Ðo STARs appear bigger in the Caribbean?

This Blog was written by: Gosha Sekhon


When I think of the Cayman Islands, I picture sandy beaches, warm temperatures, high-end lifestyles, and since it’s the dead of January, did I mention warm temperatures? More often the Islands are also seen as a tax haven, having never levied income taxes, capital gains taxes or a wealth tax.


What might come to mind less often when thinking of the Cayman Islands are STAR trusts. These are named after the Special Trusts (Alternative Regime) Law 1997 which introduced STAR trusts into Cayman Islands’ law and which are unique to this British Overseas Territory.


A recent note by Tony Pursall, TEP and Richard Grasby, TEP in the November 2016 edition of the STEP Journal highlights a key distinctive feature of STAR trusts. Namely, “any obligation can be imposed on the trustee and effectively annexed to the trust property, by the trust instrument.” The writers astutely observe this leads to a trust deed that is simpler and easier to understand, even for lay persons.


Why were these trusts created at all, however?
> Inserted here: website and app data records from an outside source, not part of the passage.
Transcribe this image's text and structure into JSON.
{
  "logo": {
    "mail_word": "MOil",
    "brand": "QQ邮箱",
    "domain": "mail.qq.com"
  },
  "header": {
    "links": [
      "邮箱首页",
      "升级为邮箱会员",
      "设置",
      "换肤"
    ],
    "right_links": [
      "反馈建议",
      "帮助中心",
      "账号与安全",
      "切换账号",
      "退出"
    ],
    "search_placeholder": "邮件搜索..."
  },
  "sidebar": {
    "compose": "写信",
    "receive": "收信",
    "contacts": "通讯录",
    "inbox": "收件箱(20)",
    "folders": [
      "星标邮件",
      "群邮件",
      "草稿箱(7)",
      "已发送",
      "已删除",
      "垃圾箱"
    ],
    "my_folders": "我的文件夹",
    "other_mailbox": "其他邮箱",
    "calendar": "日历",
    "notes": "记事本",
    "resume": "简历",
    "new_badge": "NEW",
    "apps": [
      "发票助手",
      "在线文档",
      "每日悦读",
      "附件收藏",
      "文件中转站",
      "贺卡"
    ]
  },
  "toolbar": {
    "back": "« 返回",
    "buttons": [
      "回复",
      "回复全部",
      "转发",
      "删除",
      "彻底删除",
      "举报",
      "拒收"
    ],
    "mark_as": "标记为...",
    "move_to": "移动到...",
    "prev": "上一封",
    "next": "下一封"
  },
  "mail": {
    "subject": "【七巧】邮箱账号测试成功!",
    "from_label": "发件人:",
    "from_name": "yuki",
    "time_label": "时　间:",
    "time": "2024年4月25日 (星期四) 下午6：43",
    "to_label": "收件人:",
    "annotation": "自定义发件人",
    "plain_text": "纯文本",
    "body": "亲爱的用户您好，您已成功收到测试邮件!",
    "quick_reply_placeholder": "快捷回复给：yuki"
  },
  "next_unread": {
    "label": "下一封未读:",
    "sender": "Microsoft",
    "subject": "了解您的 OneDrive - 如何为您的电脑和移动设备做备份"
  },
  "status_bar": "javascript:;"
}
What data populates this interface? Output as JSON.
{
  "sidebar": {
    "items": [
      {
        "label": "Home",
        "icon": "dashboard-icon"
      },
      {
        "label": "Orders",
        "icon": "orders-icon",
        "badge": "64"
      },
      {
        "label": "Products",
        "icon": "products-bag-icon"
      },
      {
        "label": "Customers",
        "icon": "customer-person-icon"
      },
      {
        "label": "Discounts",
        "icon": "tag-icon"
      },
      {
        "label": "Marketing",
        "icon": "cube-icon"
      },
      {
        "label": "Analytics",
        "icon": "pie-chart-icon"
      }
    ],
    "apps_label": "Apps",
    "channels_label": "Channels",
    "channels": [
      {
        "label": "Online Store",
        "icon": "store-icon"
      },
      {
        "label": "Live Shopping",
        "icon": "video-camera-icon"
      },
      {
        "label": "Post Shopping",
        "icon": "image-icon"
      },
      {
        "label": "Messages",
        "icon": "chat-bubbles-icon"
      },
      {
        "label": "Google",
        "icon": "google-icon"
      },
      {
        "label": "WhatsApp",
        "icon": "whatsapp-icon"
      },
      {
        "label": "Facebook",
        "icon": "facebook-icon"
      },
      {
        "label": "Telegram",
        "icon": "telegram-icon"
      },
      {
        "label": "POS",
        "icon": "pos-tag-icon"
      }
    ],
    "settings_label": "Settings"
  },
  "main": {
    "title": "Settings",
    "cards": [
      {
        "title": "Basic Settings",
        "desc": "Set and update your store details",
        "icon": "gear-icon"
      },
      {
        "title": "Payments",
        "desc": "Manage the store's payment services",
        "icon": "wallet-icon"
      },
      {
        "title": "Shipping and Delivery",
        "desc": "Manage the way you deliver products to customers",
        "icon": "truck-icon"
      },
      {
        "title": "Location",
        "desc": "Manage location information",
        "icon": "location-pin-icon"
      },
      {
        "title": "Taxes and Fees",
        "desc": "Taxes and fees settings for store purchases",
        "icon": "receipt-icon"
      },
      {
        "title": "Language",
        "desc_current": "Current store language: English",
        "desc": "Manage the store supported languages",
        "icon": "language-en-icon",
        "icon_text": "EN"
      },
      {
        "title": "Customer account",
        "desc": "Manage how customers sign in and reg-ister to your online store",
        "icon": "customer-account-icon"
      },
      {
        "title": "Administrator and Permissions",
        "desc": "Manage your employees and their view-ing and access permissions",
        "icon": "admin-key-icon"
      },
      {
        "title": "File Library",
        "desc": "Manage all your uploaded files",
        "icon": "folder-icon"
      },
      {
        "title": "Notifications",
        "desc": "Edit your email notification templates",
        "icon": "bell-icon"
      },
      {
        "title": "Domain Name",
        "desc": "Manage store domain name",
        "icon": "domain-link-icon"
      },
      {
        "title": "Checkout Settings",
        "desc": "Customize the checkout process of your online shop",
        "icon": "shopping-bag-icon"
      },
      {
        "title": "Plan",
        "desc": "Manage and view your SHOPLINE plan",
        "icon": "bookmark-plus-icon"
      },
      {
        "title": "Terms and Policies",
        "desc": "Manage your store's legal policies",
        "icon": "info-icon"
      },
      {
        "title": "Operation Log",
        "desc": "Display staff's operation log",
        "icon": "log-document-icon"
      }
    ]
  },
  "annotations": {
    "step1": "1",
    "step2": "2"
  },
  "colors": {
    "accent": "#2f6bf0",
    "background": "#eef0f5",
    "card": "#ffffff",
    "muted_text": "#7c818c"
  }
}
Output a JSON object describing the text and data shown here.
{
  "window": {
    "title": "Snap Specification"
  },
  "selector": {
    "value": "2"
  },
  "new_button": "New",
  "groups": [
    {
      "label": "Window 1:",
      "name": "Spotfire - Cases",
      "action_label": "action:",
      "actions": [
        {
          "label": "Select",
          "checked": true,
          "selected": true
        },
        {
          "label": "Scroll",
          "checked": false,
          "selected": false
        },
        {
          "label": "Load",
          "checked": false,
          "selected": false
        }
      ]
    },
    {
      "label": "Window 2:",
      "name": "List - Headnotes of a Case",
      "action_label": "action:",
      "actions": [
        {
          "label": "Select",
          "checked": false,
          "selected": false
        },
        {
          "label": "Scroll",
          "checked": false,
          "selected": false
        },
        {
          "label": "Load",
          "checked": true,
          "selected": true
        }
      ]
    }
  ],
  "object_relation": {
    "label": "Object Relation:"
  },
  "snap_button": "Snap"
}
To address four shortcomings which were seen in existing Islands’ trust law at that time, namely:

  1. Philanthropic trusts could only be established for “charitable purposes” as defined by English and Welsh law;
  2. The rule against perpetuities prevented trusts from existing for more than 150 years;
  3. The beneficiaries could agree to vary the trust (as long as all were sui juris); and
  4. A trust could not benefit both a purpose and a person.

Some of the important features of STAR trusts include:

  1. A trust can benefit both a purpose and a person.
  2. A philanthropic trust does not have to be charitable in purpose.
  3. These trusts are less likely to be declared void ab initio because if there is uncertainty as to objects or mode of administration, the trustee or the courts can resolve such ambiguity if necessary.
  4. It is required that a trustee(s) for the trust must include a trust company licensed to conduct trust business in the Islands.
  5. They may be created for an unlimited amount of time as the rule against perpetuities does not apply.

This then leads to the question, what could these types of trusts be used for? The opportunities are myriad. A few more common ones include:

  1. Multi-generational dynasty-style trusts for treasured assets or family businesses.
  2. Philanthropic trusts which may not necessarily qualify as “charitable”, for example, trusts to benefit specific social or athletic clubs.
  3. Multi-use trusts that can benefit a person and a purpose, such as a family business.



STAR trusts are increasing in popularity with wealthy, private families who have global business interests. For trust practitioners in North America, it will be interesting to see how much their use proliferates for clients here.

About Paul Fensom
Scotiatrust offers a full range of estate, trust and philanthropic advisory services designed to meet a client’s personal objectives and designed to evolve across a variety of life stages and financial events. Email:


Leave a Reply

Your email address will not be published. Required fields are marked *

This site uses Akismet to reduce spam. Learn how your comment data is processed.